is a very passionate music to play.
Like "Classical" music, Jazz can
be played very loudly and very softly throughout
the whole song. These changes in loudness
and softness are called "Dynamics."
In the figure above are some common "dynamic
markings." These markings are used
by the composer to show the player when
to play softer or when to play louder! These
changes in loudness and softness make the
music much more exciting and interesting
to listen to. If you were to play a song
with exactly the same dynamic level throughout,
it would be very boring to listen to. You
might remember some bands or musicians that
play at the same dynamic level throughout
the entire performance (such as a loud rock
or heavy metal band). This kind of performance
can be really boring and a mark of poor
training in music. Even "Jimi Hendrix"

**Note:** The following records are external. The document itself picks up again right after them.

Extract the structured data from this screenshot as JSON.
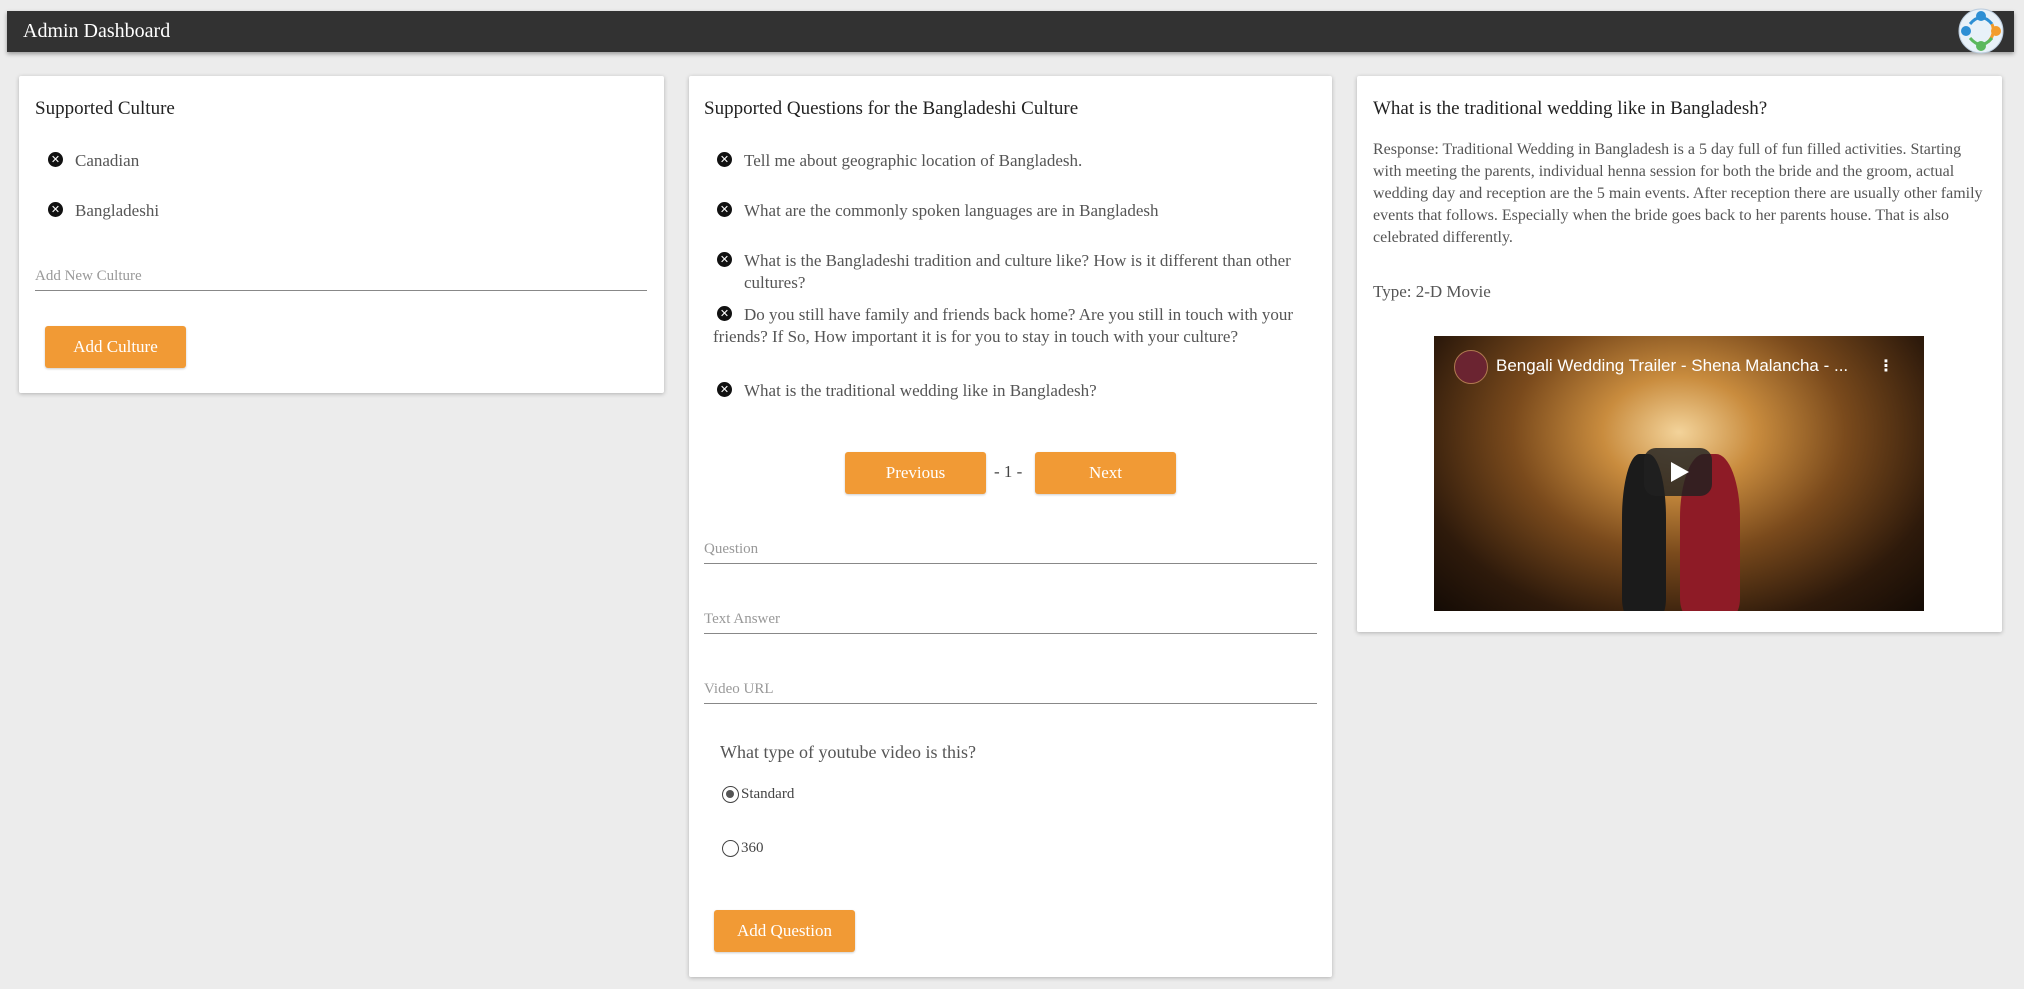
{
  "header": {
    "title": "Admin Dashboard"
  },
  "cultures": {
    "title": "Supported Culture",
    "items": [
      "Canadian",
      "Bangladeshi"
    ],
    "input_placeholder": "Add New Culture",
    "add_button": "Add Culture"
  },
  "questions": {
    "title": "Supported Questions for the Bangladeshi Culture",
    "items": [
      "Tell me about geographic location of Bangladesh.",
      "What are the commonly spoken languages are in Bangladesh",
      "What is the Bangladeshi tradition and culture like? How is it different than other cultures?",
      "Do you still have family and friends back home? Are you still in touch with your friends? If So, How important it is for you to stay in touch with your culture?",
      "What is the traditional wedding like in Bangladesh?"
    ],
    "pagination": {
      "previous": "Previous",
      "page": "- 1 -",
      "next": "Next"
    },
    "question_placeholder": "Question",
    "answer_placeholder": "Text Answer",
    "video_placeholder": "Video URL",
    "video_type_label": "What type of youtube video is this?",
    "video_types": [
      {
        "label": "Standard",
        "checked": true
      },
      {
        "label": "360",
        "checked": false
      }
    ],
    "add_button": "Add Question"
  },
  "detail": {
    "title": "What is the traditional wedding like in Bangladesh?",
    "response": "Response: Traditional Wedding in Bangladesh is a 5 day full of fun filled activities. Starting with meeting the parents, individual henna session for both the bride and the groom, actual wedding day and reception are the 5 main events. After reception there are usually other family events that follows. Especially when the bride goes back to her parents house. That is also celebrated differently.",
    "type": "Type: 2-D Movie",
    "video_title": "Bengali Wedding Trailer - Shena Malancha - ..."
  },
  "icons": {
    "remove": "close-circle-icon",
    "play": "play-icon",
    "menu": "more-vertical-icon",
    "logo": "people-circle-logo"
  },
  "colors": {
    "topbar": "#323232",
    "accent": "#f19a35",
    "background": "#ececec"
  }
}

(famous electric guitar player in the 1960
's) used many dynamic variations in his
music including "feedback" from
his guitar and amplifier. Feedback is a
high pitched electronic squeal generated
when a microphone or a guitars' pickup gets
to close to it's own amplifier. Hendrix
was certainly a master of dynamics and feedback.
names for each marking are as follows:
- mezzo forte
fortississimo (with an attitude, *grin*)
dynamic markings are placed just below the
note were the composer wants the change to
occur. Look at the figure above. If you see
the dynamic marking and no other lines next
to it, the change should be abrupt. On the
next page is an example of dynamic markings
that change gradually and not abruptly.